Types of Spine Tumors
From Stubblefield and O’Dell’s “Principles and Practice of Cancer Rehabilitation,” Demos Medical Publishing
There are many different types of spine tumors, which are identified by their location and the type of cells they contain.
Most primary and metastatic spine tumors are epidural tumors. These tumors grow in the bones of the spine. As they grow, they can compress the spinal dura – a thick sac that contains the spinal cord, nerve roots, and spinal fluid.
Intradural tumors, found inside the spinal dura, include:
- Intramedullary tumors – tumors that grow within the spinal cord, such as ependymomas and astrocytomas

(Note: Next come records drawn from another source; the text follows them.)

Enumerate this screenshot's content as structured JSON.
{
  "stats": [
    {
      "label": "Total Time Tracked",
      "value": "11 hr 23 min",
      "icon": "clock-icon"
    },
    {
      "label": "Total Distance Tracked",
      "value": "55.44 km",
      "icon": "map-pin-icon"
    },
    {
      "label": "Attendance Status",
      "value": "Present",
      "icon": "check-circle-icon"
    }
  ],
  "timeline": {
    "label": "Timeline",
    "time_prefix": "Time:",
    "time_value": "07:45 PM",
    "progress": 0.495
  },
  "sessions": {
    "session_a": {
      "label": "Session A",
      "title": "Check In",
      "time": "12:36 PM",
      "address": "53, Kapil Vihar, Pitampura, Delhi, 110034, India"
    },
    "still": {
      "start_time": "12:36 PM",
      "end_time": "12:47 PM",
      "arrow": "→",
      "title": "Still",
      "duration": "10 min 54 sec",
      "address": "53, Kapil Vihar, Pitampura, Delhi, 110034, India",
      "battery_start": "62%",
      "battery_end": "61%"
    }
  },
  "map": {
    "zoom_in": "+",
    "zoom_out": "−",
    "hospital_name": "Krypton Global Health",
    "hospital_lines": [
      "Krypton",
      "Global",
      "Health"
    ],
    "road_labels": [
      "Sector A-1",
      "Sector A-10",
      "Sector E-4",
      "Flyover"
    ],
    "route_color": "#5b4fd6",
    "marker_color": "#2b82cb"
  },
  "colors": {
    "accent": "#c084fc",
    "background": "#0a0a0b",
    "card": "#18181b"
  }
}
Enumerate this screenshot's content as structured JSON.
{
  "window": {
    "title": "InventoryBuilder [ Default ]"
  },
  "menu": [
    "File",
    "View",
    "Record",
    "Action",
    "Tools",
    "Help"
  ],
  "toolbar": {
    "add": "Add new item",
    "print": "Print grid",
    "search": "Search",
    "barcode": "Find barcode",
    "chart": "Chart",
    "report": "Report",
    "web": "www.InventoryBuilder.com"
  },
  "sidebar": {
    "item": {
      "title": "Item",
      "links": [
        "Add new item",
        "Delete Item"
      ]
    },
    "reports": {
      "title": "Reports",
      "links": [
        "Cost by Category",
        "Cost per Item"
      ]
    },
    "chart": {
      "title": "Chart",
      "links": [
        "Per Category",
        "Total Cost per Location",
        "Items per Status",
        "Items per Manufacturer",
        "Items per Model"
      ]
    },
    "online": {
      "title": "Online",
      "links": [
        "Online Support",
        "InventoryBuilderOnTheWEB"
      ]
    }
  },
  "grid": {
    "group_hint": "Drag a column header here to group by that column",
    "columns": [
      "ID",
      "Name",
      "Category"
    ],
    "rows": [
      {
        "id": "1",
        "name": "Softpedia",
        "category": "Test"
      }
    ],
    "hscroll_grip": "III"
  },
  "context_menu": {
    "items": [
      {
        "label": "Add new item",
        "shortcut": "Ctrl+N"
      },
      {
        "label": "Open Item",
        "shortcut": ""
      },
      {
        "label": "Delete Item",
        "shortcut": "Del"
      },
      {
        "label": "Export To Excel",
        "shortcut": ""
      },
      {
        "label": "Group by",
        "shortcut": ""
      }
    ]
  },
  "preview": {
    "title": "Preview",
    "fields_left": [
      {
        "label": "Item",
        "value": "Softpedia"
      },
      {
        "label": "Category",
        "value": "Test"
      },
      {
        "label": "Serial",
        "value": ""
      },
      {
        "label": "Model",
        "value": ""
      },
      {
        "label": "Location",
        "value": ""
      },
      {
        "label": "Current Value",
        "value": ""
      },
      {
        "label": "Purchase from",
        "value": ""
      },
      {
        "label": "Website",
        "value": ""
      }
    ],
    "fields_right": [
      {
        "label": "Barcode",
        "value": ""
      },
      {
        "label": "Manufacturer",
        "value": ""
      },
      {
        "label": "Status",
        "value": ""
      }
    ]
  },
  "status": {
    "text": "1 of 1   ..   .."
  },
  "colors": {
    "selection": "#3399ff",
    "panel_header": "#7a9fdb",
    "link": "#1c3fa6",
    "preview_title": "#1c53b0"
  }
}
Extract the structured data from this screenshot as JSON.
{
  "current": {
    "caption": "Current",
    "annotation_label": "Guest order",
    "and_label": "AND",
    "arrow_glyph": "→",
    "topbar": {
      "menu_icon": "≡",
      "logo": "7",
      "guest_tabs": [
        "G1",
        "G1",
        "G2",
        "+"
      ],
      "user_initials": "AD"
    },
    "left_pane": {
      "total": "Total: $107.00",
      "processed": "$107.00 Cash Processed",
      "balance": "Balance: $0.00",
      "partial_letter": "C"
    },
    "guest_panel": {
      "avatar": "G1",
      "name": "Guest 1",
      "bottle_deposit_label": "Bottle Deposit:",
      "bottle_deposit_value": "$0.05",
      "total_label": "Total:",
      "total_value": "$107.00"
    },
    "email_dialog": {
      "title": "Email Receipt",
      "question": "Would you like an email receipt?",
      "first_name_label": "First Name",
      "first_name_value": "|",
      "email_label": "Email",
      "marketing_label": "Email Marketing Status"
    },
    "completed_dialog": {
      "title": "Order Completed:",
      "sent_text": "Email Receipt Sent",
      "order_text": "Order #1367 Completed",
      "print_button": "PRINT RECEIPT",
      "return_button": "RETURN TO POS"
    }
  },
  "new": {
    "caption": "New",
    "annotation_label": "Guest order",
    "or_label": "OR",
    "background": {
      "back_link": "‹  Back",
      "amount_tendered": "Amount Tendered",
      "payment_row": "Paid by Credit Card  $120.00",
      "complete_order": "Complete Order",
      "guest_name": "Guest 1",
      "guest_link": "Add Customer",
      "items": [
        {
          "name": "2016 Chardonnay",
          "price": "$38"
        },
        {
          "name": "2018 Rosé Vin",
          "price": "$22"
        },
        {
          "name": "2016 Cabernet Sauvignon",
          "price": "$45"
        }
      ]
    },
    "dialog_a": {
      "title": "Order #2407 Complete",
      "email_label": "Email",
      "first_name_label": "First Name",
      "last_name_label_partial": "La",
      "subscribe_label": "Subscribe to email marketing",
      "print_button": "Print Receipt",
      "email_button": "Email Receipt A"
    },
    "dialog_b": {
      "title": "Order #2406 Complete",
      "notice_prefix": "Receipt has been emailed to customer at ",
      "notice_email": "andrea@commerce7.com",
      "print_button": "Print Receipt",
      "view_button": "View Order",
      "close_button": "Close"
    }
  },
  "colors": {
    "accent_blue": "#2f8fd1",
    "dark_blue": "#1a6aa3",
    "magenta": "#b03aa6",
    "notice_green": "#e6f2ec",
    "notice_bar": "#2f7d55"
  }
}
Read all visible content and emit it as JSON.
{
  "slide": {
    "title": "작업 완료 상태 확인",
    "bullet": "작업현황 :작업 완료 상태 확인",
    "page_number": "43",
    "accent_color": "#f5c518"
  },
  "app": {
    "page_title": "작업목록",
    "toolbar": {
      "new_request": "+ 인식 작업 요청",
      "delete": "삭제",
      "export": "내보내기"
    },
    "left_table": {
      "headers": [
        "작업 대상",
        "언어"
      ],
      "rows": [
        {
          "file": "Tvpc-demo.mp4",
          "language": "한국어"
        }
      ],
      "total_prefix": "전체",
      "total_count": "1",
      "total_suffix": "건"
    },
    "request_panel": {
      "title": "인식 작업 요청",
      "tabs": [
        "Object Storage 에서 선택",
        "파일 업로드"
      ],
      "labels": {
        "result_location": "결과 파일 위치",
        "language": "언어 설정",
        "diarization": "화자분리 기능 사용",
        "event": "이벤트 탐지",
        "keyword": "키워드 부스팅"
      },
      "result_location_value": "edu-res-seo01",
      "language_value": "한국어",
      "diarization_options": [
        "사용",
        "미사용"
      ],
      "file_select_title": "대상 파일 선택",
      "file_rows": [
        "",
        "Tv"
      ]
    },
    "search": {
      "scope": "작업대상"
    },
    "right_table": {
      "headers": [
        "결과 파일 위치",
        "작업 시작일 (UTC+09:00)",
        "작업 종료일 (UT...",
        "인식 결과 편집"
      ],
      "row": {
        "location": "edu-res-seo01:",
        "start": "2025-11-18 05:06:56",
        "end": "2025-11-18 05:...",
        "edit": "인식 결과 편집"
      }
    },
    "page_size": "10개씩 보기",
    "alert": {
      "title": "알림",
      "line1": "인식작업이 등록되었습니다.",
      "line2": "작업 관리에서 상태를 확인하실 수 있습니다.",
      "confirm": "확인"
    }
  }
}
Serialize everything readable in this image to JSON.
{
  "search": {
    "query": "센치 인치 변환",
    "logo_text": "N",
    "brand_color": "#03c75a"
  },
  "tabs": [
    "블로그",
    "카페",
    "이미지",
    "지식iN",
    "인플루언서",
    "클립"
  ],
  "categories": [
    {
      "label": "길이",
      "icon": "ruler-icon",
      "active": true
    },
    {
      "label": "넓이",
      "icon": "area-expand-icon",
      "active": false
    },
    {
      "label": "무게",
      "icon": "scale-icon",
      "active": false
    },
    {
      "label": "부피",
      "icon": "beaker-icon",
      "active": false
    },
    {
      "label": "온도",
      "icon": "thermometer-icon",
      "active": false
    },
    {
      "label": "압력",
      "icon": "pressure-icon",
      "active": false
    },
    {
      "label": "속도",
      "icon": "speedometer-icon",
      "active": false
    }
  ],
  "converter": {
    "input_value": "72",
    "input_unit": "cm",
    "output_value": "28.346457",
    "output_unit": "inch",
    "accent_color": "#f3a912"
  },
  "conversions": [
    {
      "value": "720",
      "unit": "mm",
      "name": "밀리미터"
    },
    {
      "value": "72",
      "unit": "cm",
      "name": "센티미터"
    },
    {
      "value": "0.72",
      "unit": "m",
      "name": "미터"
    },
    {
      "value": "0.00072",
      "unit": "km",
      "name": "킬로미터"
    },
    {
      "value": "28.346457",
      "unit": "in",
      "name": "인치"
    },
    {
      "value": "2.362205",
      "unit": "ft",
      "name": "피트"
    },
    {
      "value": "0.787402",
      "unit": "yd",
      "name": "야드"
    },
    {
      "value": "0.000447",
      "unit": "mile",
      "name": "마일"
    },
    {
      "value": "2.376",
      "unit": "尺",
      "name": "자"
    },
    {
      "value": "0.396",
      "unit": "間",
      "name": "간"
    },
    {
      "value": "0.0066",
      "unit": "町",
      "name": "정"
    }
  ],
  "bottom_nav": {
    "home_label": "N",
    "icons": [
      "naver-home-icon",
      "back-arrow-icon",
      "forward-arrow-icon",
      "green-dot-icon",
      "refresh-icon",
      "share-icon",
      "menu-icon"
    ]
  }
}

- Extramedullary tumors – tumors that grow outside the spinal cord, such as meningiomas, schwannomas, and myxopapillary ependymomas
Nerve plexus tumors such as neurofibromas and ganglioneuromas occur next to the spine in the nerve plexus, a network of intersecting nerves that transmits signals from the brain to the arms or legs.
As a spine tumor grows, it can replace bones or compress nerves, resulting in compression fractures or reduced blood supply to the spinal cord. Often, the first symptom of a spine tumor is the pain caused by these changes. The time of day at which the pain occurs can provide important information about the tumor.
- Pain that occurs mainly when you are moving – mechanical pain – usually means that the tumor is causing weakness or instability in the bones of the spine.
- Pain experienced primarily at night or in the early morning that lessens with movement is often an early sign that the tumor has spread. This is because your adrenal gland, which makes steroids during the day to help prevent inflammation, becomes less active when you are sleeping.
Spine tumors that are close to major nerves can disrupt the nerves’ ability to receive and send messages between the body and the brain. This can cause neurologic symptoms such as:
- weakness, tingling, or numbness in both legs or arms
- difficulty walking or balancing
- sensory problems
- loss of bowel and bladder control